As February draws to a close, a new countdown begins – five days to the release of ‘A’ Level Results. I’ve had mixed feelings about this moment to come ever since I stepped into RI: in the very beginning, it was excitement (as in, “I can’t wait for that day to come”) because this moment represented the conclusion drawn to the ordeal of 2 years in Junior College. It would symbolize a chapter closed, a mission accomplished, a task fulfilled, box checked off the to-do list. Now five days away from d-day, it is merely apprehension. This one is in light of the release of results (I guess this is what you would call a prep talk):
Letting go of expectations
The apprehension is derived from an accumulation of expectations, some perceived and others self-imposed. In a piece for PostScript Stories in the beginning of this year, I wrote about the “tyranny of expectations”. It illustrated the gargantuan psychological burden we create for ourselves in being obsessed about expectations we perceive for ourselves or create in our minds. More often than not, the expectations translate into anxiety and fear rather than leading to meaningful goals to work toward. Somewhere in the rollercoaster ride of Odyssey of the Mind World Finals, our coach watched the team crack under the pressure we placed upon ourselves the night before our final performance. It was then that she had said, “Girls, no matter what happens tomorrow, the people who love you will not love you any less.” They wouldn’t. So first, as best as we can, let’s let go of those expectations.
Intentions vs. Goals
A discussion over the dinner table recently with a good friend of mine from JC was centered about our “narrative-based” versus “episode-based” idea of our life events. A “narrative-based” framework would acknowledge the continuity between seemingly separate events and understand how many happenings may piggyback over each other to slowly but surely cultivate a certain trait in us. Conversely, an “episodic” framework asserts that our life events are discrete. The irony lies in that the former sounds more logical and yet the latter is subconsciously preferred. Then, five days from now, the tangible outcome to this episode will be almost conclusive of the past 2 years. After all, “doing well for A’s” was the common goal.

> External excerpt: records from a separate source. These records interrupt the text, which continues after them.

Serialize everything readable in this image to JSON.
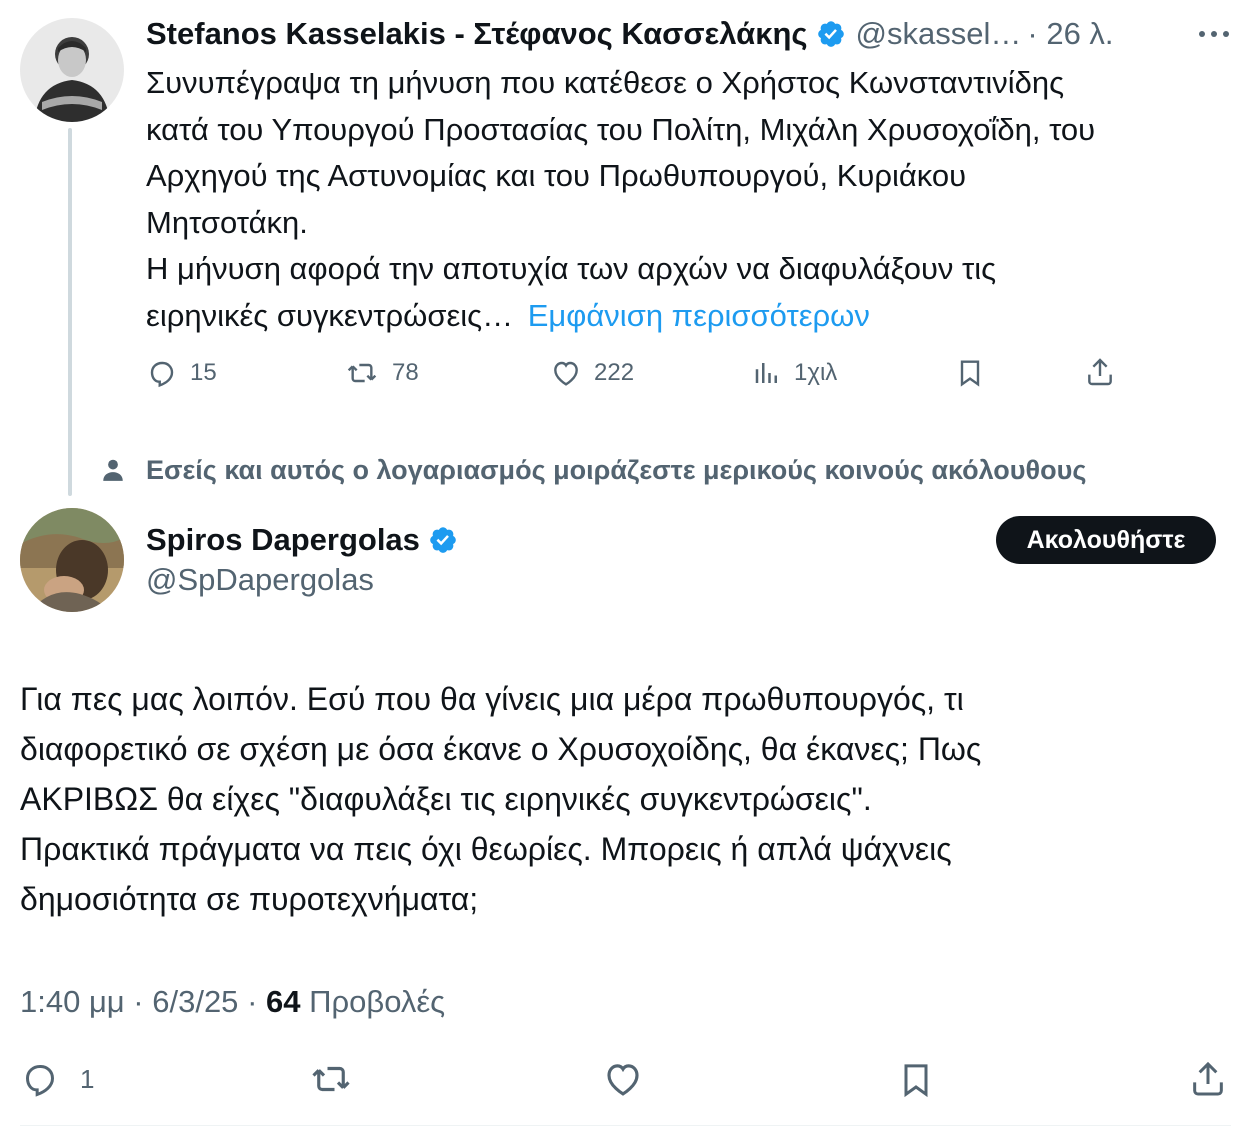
{
  "tweet1": {
    "author_name": "Stefanos Kasselakis - Στέφανος Κασσελάκης",
    "handle": "@skassel…",
    "time": "· 26 λ.",
    "more_icon": "more-horizontal-icon",
    "text_lines": [
      "Συνυπέγραψα τη μήνυση που κατέθεσε ο Χρήστος Κωνσταντινίδης",
      "κατά του Υπουργού Προστασίας του Πολίτη, Μιχάλη Χρυσοχοΐδη, του",
      "Αρχηγού της Αστυνομίας και του Πρωθυπουργού, Κυριάκου",
      "Μητσοτάκη.",
      "Η μήνυση αφορά την αποτυχία των αρχών να διαφυλάξουν τις"
    ],
    "last_line": "ειρηνικές συγκεντρώσεις…",
    "show_more": "Εμφάνιση περισσότερων",
    "replies": "15",
    "retweets": "78",
    "likes": "222",
    "views": "1χιλ"
  },
  "social_context": "Εσείς και αυτός ο λογαριασμός μοιράζεστε μερικούς κοινούς ακόλουθους",
  "tweet2": {
    "author_name": "Spiros Dapergolas",
    "handle": "@SpDapergolas",
    "follow_label": "Ακολουθήστε",
    "text_lines": [
      "Για πες μας λοιπόν. Εσύ που θα γίνεις μια μέρα πρωθυπουργός, τι",
      "διαφορετικό σε σχέση με όσα έκανε ο Χρυσοχοίδης, θα έκανες; Πως",
      "ΑΚΡΙΒΩΣ θα είχες \"διαφυλάξει τις ειρηνικές συγκεντρώσεις\".",
      "Πρακτικά πράγματα να πεις όχι θεωρίες. Μπορεις ή απλά ψάχνεις",
      "δημοσιότητα σε πυροτεχνήματα;"
    ],
    "time": "1:40 μμ",
    "date": "6/3/25",
    "views_count": "64",
    "views_label": "Προβολές",
    "replies": "1"
  },
  "colors": {
    "text": "#0f1419",
    "secondary": "#536471",
    "link": "#1d9bf0",
    "verified": "#1d9bf0",
    "button": "#0f1419"
  }
}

Goal; not intention. The goal to do well had been reiterated over and over – reflected in the informal gatherings to study into the night that became formal, the “optional homework” that became “done-on-my-own-initiative assignments” and the mandatory lessons that transformed into arranged consults. We had a common goal to do well. The goal is tangible but the intentions are not, that is the one key difference that makes one no less important than the other. We all came with different intentions: before entering JC, I remember telling myself that “In the next two years, I want to stay true to my convictions and invest in experiences so I might learn more than just what is on the syllabus.” Let’s value the intentions, still, even as we assess how close we’ve came to our goals – we deserve credit for our everyday investment into those intentions.

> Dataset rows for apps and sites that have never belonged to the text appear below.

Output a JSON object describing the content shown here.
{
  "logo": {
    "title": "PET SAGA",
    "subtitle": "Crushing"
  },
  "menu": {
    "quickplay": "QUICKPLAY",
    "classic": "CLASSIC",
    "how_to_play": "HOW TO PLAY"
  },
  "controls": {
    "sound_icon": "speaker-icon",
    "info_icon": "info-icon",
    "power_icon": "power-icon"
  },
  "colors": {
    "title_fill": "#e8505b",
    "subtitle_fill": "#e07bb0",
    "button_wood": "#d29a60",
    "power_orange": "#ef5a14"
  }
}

Learning to Learn
One of my favourite parts about the past two years was being surrounded by a community of learners; I loved sitting in the classroom and discussing solutions with neighbouring desk mates, staying on after lessons to clarify doubts and attending numerous consults every week. I guess all these amounted to learning how to learn (resilience, resourcefulness, the list goes on). And the best part is that we learned in order to learn for a big part of the two years – attending extra-curricular programs from Organic Synthesis modules to Southeast Asian History lectures. We learned to learn and not merely for a silly paper chase.
And so, life goes on
With butterflies in our stomachs, cold feet (and hands too), thumping heart; as we proceed to retrieve our result slips this Friday afternoon, may we fight the urge to define the two years of ups and downs with the one column of grades. May we remember the many ups and downs – the emotional whirlwinds caused by things besides grades in our two years that represent memories of other things we cared dearly about. They were the schoolmates, the peers or seniors or juniors, our CCAs, solving that one chemistry question and completing that last 2.4km round the school track amongst friends. There were these other small moments that made us arrive at school anyway: our incredibly tired selves standing at assembly after a night “chionging” Project Work or rushing to leave the Marymount Gate before getting caught by the security guard at 10PM because we had stayed on to finish something we cared about.
Good luck, and more importantly, good job.